[Element data from apps and pages]
※ ※ ※
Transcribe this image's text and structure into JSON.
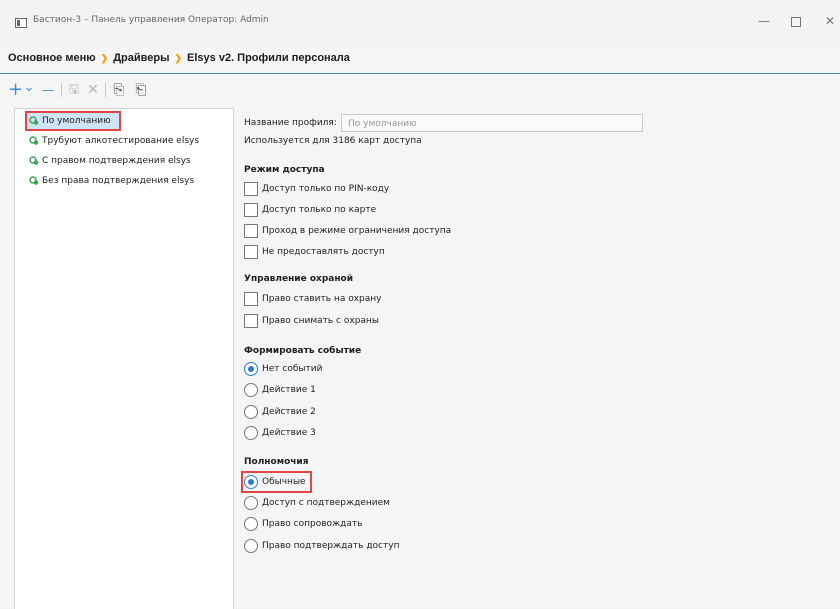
{
  "window": {
    "title": "Бастион-3 – Панель управления Оператор: Admin",
    "controls": {
      "minimize": "—",
      "maximize": "",
      "close": "✕"
    }
  },
  "breadcrumb": {
    "items": [
      "Основное меню",
      "Драйверы",
      "Elsys v2. Профили персонала"
    ],
    "separator": "❯"
  },
  "toolbar": {
    "add": "+",
    "dropdown": "⌄",
    "remove": "—",
    "save": "🖫",
    "delete": "✕",
    "copy": "⎘",
    "paste": "⎗"
  },
  "tree": {
    "items": [
      {
        "label": "По умолчанию",
        "selected": true
      },
      {
        "label": "Трубуют алкотестирование elsys",
        "selected": false
      },
      {
        "label": "С правом подтверждения elsys",
        "selected": false
      },
      {
        "label": "Без права подтверждения elsys",
        "selected": false
      }
    ]
  },
  "form": {
    "profile_name_label": "Название профиля:",
    "profile_name_value": "По умолчанию",
    "usage_text": "Используется для 3186 карт доступа",
    "access_mode": {
      "title": "Режим доступа",
      "options": [
        "Доступ только по PIN-коду",
        "Доступ только по карте",
        "Проход в режиме ограничения доступа",
        "Не предоставлять доступ"
      ]
    },
    "security": {
      "title": "Управление охраной",
      "options": [
        "Право ставить на охрану",
        "Право снимать с охраны"
      ]
    },
    "event": {
      "title": "Формировать событие",
      "options": [
        "Нет событий",
        "Действие 1",
        "Действие 2",
        "Действие 3"
      ],
      "selected": "Нет событий"
    },
    "authority": {
      "title": "Полномочия",
      "options": [
        "Обычные",
        "Доступ с подтверждением",
        "Право сопровождать",
        "Право подтверждать доступ"
      ],
      "selected": "Обычные"
    }
  },
  "colors": {
    "accent": "#2e7bd4",
    "toolbar_icon": "#3a8fd9",
    "breadcrumb_separator": "#f0a000",
    "highlight": "#e04646",
    "tree_icon": "#3aa655"
  }
}
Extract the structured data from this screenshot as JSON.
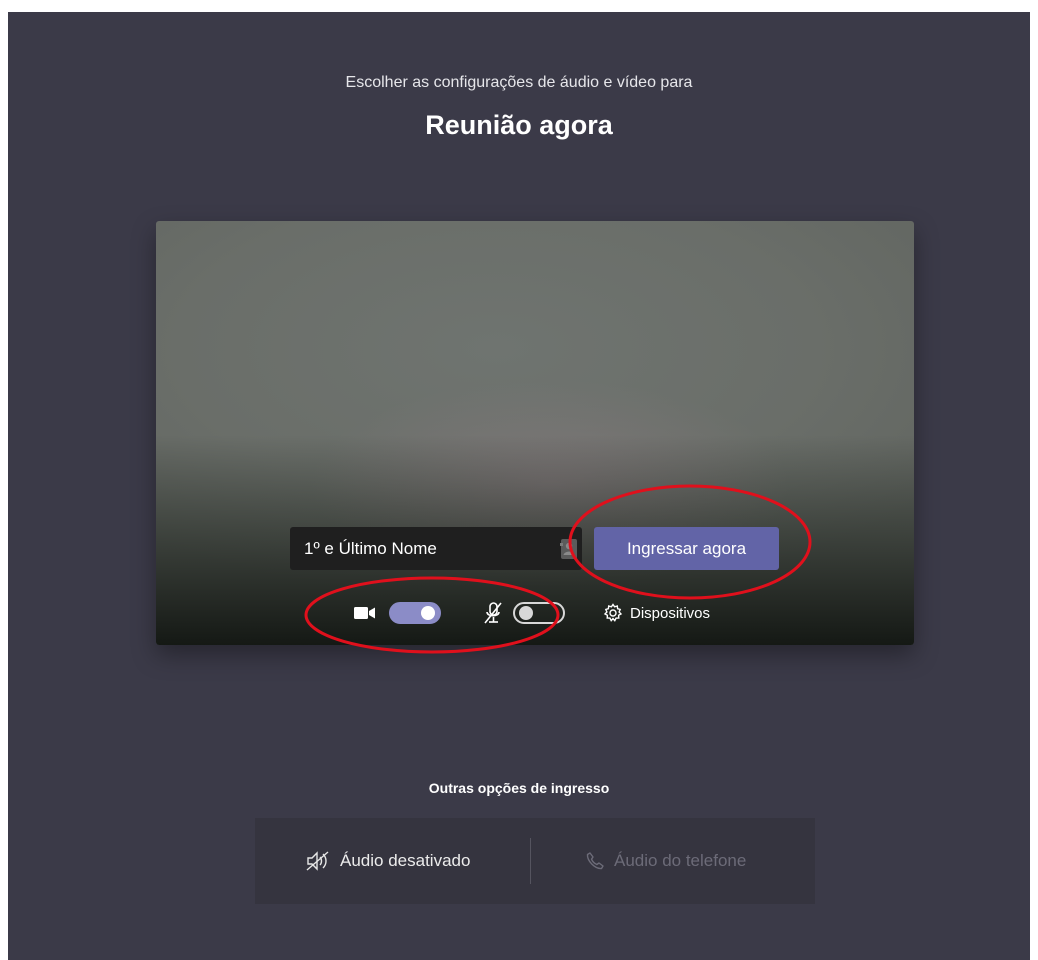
{
  "header": {
    "subtitle": "Escolher as configurações de áudio e vídeo para",
    "meeting_title": "Reunião agora"
  },
  "preview": {
    "name_input": {
      "placeholder": "1º e Último Nome",
      "value": ""
    },
    "join_button_label": "Ingressar agora",
    "camera_toggle": {
      "state": "on",
      "icon": "video-camera-icon"
    },
    "mic_toggle": {
      "state": "off",
      "icon": "mic-off-icon"
    },
    "devices_label": "Dispositivos",
    "devices_icon": "gear-icon"
  },
  "other_options": {
    "title": "Outras opções de ingresso",
    "audio_off_label": "Áudio desativado",
    "audio_off_icon": "speaker-off-icon",
    "phone_audio_label": "Áudio do telefone",
    "phone_audio_icon": "phone-icon"
  },
  "colors": {
    "background": "#3b3a48",
    "accent": "#6264a7",
    "toggle_on": "#8b8cc7",
    "annotation": "#e0101c"
  }
}
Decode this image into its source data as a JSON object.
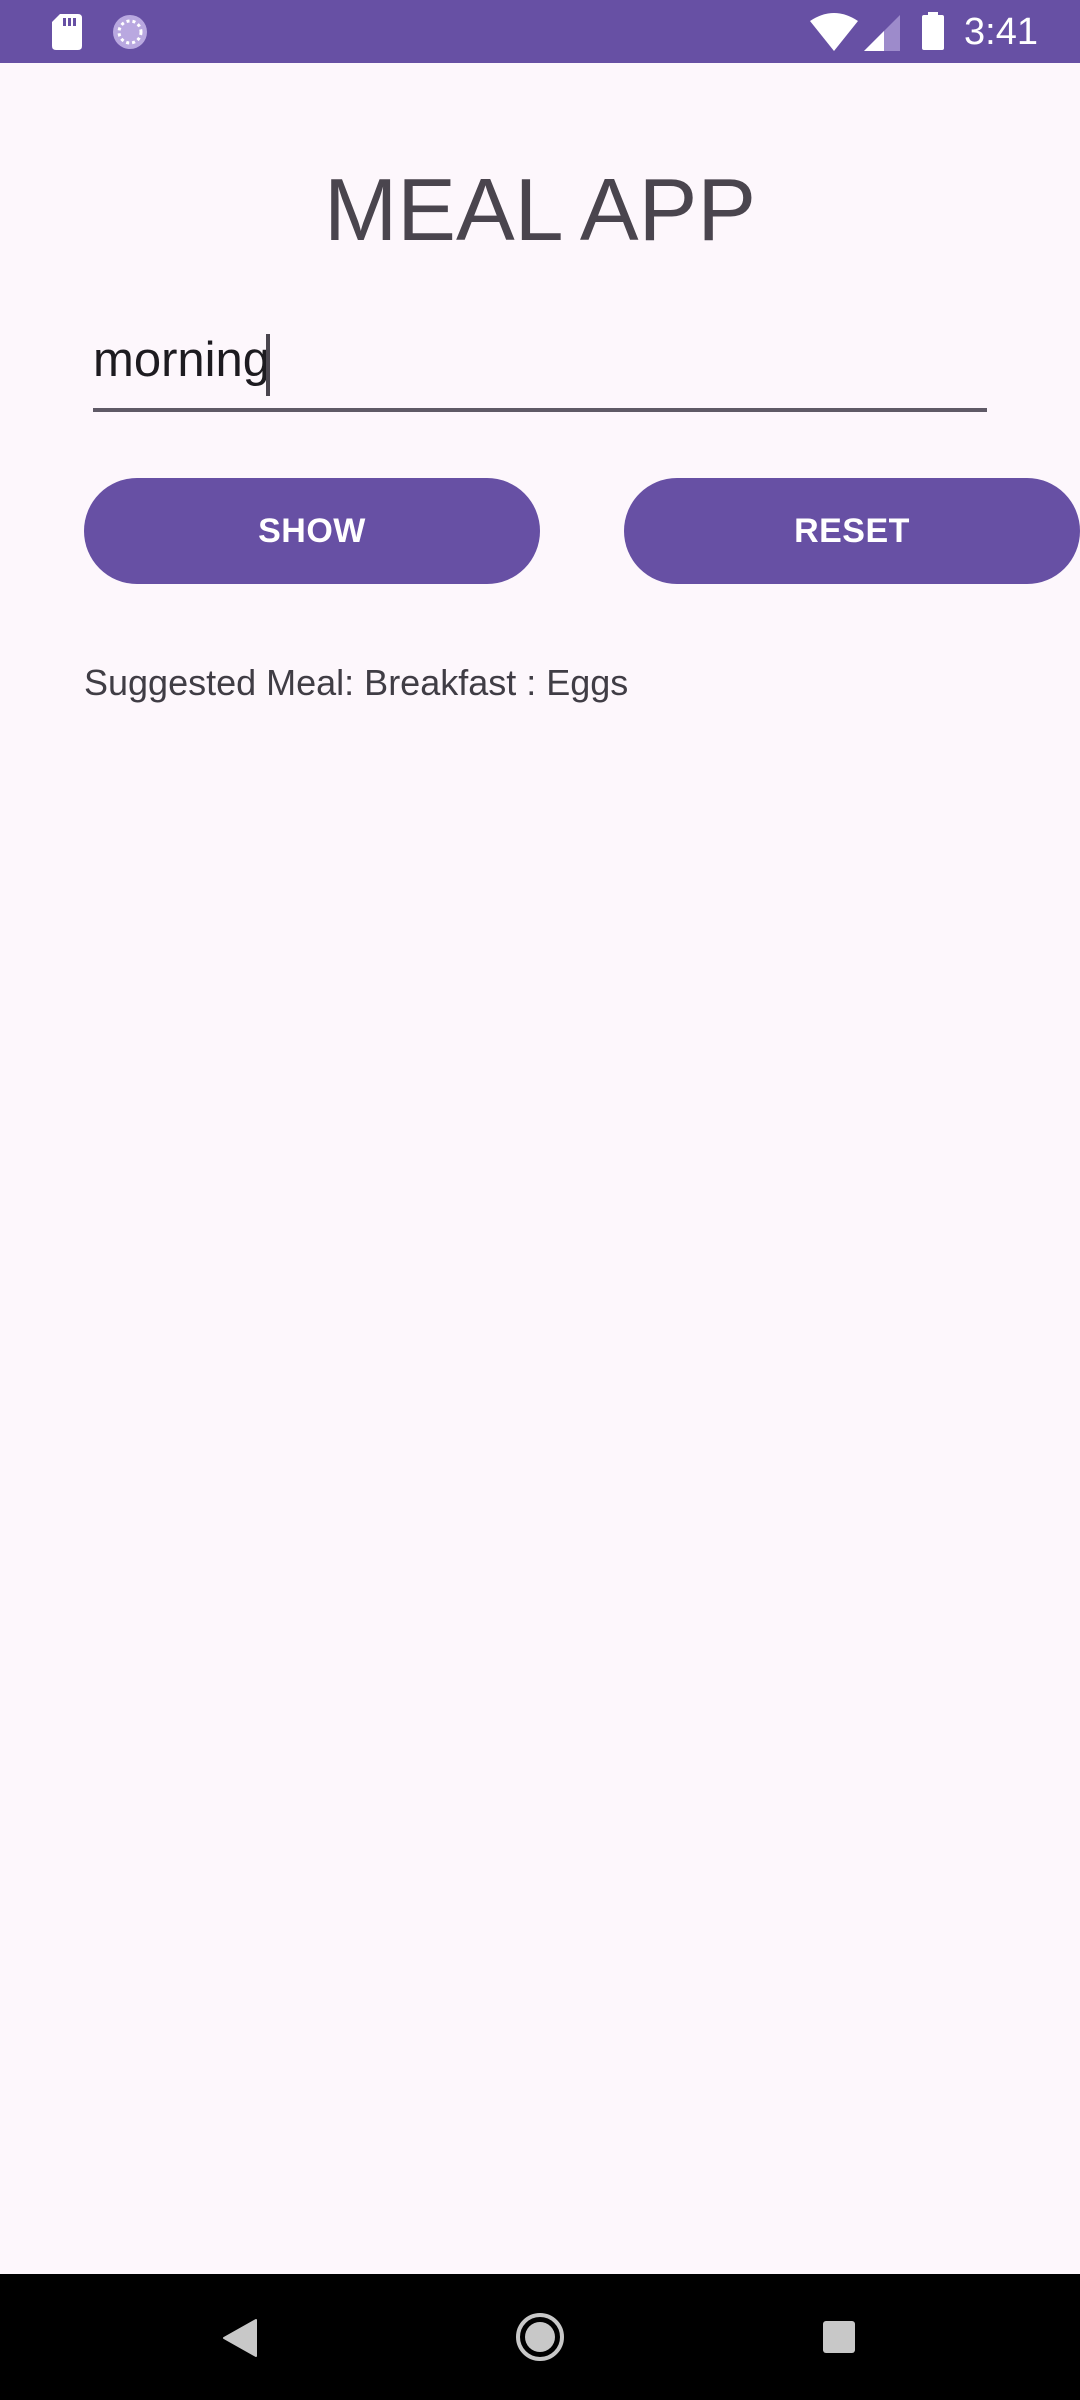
{
  "status_bar": {
    "time": "3:41",
    "icons": [
      "sd-card-icon",
      "sync-icon",
      "wifi-icon",
      "signal-icon",
      "battery-icon"
    ],
    "background": "#6750a4"
  },
  "app": {
    "title": "MEAL APP",
    "input": {
      "value": "morning",
      "placeholder": ""
    },
    "buttons": {
      "show_label": "SHOW",
      "reset_label": "RESET"
    },
    "suggestion": "Suggested Meal: Breakfast : Eggs"
  },
  "nav_bar": {
    "icons": [
      "back-icon",
      "home-icon",
      "recents-icon"
    ]
  },
  "colors": {
    "accent": "#6750a4",
    "background": "#fdf7fc",
    "title_text": "#4a454e"
  }
}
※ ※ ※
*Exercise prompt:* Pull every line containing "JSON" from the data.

*Answer to the problem:*
Transcribe this image's text and structure into JSON.
Extract the structured data from this screenshot as JSON.
Decode this image into its source data as a JSON object.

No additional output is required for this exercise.